Wednesday, 22 July 2009

Dr Simon Jenkins

Dr Jenkins shares his well informed views of how trivial swine 'flu is:
...a condition correctly diagnosed by a Dulwich 12-year-old during the initial outburst of hysteria in May as "like a cold"

...the one thing not to take is Tamiflu...People should take an aspirin.
After all, who are you going to trust, doctors and scientists who have dedicated their lives to studying and treating disease, trying their best to plan and advise based on incomplete information, or some bloke in the pub?

If swine 'flu turns out to kill a lot of people this Autumn* then Jenkins should really be forced to confront his words***. Of course, it probably won't, further inflating his dick swinging braggadocio, until we finally do get a pandemic viral illness (which we will eventually) - when he'll be clamouring to know why more wasn't done**. Ah, the privilege of consequence free comment pieces, the life of a journalist is so easy - you get to feel so important while doing fuck all. Reminds me a little of the greatest intellectual struggle of our time.

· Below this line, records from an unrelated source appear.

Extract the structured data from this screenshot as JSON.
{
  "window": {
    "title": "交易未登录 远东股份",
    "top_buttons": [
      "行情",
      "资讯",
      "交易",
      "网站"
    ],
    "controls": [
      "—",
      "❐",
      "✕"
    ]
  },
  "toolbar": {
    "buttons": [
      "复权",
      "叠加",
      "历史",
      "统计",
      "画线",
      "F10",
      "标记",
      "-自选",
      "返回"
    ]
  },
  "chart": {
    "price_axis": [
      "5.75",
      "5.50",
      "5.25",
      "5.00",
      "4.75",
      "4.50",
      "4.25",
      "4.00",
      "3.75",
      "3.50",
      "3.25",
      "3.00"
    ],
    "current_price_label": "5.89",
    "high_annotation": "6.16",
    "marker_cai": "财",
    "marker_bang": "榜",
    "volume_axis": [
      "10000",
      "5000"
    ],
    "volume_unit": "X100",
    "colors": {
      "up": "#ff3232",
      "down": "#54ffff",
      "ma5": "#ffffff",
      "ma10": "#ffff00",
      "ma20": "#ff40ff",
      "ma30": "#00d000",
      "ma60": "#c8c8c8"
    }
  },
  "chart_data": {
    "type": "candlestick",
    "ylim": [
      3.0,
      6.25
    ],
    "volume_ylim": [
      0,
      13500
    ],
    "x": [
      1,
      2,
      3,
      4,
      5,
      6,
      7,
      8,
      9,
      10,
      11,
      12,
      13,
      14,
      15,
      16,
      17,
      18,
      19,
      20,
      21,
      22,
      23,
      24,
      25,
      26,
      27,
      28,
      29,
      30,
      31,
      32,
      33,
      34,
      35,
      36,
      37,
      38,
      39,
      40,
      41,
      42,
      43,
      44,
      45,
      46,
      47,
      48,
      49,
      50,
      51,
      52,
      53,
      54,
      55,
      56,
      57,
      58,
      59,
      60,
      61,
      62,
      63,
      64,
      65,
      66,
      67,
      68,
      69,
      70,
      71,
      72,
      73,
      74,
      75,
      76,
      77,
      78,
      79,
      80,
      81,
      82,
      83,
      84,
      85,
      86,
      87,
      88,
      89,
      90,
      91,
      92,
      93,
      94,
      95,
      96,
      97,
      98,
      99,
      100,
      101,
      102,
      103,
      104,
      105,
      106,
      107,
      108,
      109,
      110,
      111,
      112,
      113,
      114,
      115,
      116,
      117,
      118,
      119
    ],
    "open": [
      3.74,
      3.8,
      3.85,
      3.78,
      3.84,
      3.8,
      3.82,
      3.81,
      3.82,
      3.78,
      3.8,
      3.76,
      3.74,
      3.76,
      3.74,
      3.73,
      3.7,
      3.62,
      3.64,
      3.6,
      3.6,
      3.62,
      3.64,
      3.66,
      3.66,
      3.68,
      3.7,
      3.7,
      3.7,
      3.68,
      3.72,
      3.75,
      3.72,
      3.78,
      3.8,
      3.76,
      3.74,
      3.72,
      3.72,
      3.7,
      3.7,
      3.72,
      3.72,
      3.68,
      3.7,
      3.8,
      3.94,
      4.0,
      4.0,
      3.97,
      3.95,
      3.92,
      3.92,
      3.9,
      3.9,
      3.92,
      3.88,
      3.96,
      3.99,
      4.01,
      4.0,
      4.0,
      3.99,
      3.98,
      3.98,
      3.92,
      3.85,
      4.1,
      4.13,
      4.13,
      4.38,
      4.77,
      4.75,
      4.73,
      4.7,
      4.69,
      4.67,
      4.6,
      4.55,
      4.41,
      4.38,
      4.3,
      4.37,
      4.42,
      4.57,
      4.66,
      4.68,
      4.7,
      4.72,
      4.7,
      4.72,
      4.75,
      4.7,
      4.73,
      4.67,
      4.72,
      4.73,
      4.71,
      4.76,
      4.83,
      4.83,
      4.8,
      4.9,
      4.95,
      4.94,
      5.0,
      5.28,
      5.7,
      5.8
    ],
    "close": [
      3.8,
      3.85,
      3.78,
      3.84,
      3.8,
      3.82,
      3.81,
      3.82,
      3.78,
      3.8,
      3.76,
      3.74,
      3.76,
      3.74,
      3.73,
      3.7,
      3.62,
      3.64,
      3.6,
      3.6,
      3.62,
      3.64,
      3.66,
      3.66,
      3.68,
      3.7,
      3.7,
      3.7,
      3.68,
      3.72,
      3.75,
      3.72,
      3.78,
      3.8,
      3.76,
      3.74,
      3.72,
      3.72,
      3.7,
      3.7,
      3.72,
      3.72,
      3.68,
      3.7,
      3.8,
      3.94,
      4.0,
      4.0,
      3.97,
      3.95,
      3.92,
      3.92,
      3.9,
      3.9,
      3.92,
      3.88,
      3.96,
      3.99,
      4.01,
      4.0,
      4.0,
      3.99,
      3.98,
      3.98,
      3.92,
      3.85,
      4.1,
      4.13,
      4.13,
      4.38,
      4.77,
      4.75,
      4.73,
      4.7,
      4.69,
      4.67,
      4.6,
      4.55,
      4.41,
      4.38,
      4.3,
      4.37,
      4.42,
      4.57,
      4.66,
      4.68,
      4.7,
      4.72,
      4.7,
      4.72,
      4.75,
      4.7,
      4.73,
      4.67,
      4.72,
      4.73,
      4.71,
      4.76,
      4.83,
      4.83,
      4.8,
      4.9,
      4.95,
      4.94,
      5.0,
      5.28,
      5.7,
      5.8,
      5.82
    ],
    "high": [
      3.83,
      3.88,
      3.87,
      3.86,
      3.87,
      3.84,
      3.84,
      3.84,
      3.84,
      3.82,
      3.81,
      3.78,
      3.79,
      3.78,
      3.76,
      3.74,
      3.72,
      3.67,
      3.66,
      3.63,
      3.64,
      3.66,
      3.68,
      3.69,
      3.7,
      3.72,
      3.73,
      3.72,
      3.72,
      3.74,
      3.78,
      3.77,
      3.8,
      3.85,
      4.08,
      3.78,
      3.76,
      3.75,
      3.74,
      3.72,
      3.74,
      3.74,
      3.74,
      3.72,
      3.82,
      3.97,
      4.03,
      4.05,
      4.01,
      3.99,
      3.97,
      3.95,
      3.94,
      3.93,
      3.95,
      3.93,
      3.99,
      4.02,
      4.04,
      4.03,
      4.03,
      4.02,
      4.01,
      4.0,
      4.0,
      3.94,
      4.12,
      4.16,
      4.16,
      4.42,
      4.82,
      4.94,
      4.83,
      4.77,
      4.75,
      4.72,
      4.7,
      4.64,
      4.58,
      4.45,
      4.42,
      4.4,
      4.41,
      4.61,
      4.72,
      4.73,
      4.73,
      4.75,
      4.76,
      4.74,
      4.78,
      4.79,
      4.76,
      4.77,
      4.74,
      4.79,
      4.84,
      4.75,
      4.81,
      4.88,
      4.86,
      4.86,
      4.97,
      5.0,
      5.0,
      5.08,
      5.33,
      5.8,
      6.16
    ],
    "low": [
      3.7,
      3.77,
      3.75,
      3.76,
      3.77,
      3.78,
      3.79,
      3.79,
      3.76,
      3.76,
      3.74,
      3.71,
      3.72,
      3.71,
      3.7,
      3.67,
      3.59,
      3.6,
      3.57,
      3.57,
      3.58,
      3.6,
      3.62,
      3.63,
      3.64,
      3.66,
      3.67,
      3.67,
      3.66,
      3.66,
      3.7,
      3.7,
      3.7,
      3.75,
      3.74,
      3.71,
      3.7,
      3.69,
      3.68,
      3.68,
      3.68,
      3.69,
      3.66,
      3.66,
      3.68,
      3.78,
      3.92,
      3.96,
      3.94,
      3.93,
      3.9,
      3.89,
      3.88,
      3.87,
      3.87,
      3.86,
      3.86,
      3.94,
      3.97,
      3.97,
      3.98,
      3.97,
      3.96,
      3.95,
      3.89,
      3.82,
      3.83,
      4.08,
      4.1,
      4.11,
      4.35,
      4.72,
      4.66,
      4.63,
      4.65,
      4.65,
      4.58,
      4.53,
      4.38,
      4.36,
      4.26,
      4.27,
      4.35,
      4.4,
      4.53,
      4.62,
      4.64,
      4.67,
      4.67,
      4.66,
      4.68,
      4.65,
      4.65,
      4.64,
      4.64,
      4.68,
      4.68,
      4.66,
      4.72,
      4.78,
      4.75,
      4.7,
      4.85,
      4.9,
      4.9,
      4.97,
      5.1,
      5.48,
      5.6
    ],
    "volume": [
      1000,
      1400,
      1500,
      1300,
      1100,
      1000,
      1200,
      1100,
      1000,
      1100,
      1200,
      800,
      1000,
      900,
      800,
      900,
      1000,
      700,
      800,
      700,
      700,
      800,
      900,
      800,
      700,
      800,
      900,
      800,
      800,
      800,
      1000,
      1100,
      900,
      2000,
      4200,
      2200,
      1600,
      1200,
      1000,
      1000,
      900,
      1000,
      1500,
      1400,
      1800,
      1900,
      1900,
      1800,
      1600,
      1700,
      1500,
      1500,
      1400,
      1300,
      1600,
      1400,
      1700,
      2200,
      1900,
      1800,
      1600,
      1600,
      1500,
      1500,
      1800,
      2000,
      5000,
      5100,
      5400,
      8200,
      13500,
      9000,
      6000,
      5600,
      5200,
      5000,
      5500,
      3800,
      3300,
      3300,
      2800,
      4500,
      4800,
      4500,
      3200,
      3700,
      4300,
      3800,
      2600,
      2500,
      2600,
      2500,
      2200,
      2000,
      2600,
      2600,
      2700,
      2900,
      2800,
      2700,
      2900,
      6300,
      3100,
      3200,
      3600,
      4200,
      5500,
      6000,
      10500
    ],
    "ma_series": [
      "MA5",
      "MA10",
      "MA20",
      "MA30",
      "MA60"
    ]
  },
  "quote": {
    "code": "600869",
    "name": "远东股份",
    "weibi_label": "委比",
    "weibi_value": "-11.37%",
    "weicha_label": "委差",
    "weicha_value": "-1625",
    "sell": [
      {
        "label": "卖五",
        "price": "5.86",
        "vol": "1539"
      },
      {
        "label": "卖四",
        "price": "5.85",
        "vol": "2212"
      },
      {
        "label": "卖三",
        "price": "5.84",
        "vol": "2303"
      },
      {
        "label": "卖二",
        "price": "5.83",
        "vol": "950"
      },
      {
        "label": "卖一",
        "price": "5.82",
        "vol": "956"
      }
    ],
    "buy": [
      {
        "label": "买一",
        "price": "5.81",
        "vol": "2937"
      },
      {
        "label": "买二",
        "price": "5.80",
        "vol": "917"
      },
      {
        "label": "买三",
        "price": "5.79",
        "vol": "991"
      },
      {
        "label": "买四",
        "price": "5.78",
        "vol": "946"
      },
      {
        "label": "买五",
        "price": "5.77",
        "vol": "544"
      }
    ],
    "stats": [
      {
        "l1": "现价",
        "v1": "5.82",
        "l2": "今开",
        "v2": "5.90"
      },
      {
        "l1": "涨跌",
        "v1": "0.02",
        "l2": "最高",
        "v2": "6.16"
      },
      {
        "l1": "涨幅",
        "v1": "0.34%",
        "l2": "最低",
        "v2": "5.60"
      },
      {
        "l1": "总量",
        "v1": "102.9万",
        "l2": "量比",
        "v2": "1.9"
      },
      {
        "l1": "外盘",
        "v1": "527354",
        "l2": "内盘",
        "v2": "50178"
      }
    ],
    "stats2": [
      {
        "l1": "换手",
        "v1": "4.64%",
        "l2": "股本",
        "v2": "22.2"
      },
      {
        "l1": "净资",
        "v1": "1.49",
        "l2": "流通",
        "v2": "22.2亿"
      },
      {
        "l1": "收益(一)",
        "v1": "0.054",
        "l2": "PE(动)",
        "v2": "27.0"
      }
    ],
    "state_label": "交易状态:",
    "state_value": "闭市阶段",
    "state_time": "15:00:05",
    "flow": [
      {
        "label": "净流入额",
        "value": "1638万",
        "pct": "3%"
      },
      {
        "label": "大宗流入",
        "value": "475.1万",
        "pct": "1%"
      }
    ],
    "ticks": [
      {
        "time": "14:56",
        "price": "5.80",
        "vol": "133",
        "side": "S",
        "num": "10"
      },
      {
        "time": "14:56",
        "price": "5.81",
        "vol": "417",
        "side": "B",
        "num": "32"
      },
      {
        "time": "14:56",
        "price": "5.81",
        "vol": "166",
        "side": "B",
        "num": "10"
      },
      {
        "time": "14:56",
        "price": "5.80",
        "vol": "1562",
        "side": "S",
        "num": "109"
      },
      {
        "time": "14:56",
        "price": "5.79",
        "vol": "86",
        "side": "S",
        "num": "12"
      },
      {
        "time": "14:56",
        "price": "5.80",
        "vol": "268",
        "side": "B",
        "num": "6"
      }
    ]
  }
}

EDIT: Heh, Gimpy got there first, pointing out that aspirin shouldn't be used in children, although there are plenty of other errors tackled in the comments to Jenkins's article. Also jonnyhead covers it and the Times's Mark Henderson.

* I really hope it doesn't, not least because it'll mean I have to deal with the consequences at work as everyone in the NHS goes off sick or to look after their children, leaving me with a massive workload and lots of really sick patients trying their hardest to infect me.

** And, I'd be willing to bet, making demands that health workers and/or other people (e.g. patients or healthy people depending on whether he's caught it) risk their own health to preserve his.

*** According to Gimpy, it would appear he's already been wrong about another viral epidemic - so it looks like it probably wouldn't bother him. Here's Jenkins on AIDS/HIV:
"Aids has been confined largely to homosexuals and drug abusers, whose activities put them at risk of blood contamination and leave them vulnerable to lethal disease. There are some Aids cases outside the “high-risk” groups, but numbers are tiny: 60 at most in Britain. As far as Britain is concerned, the plague appears to be passing."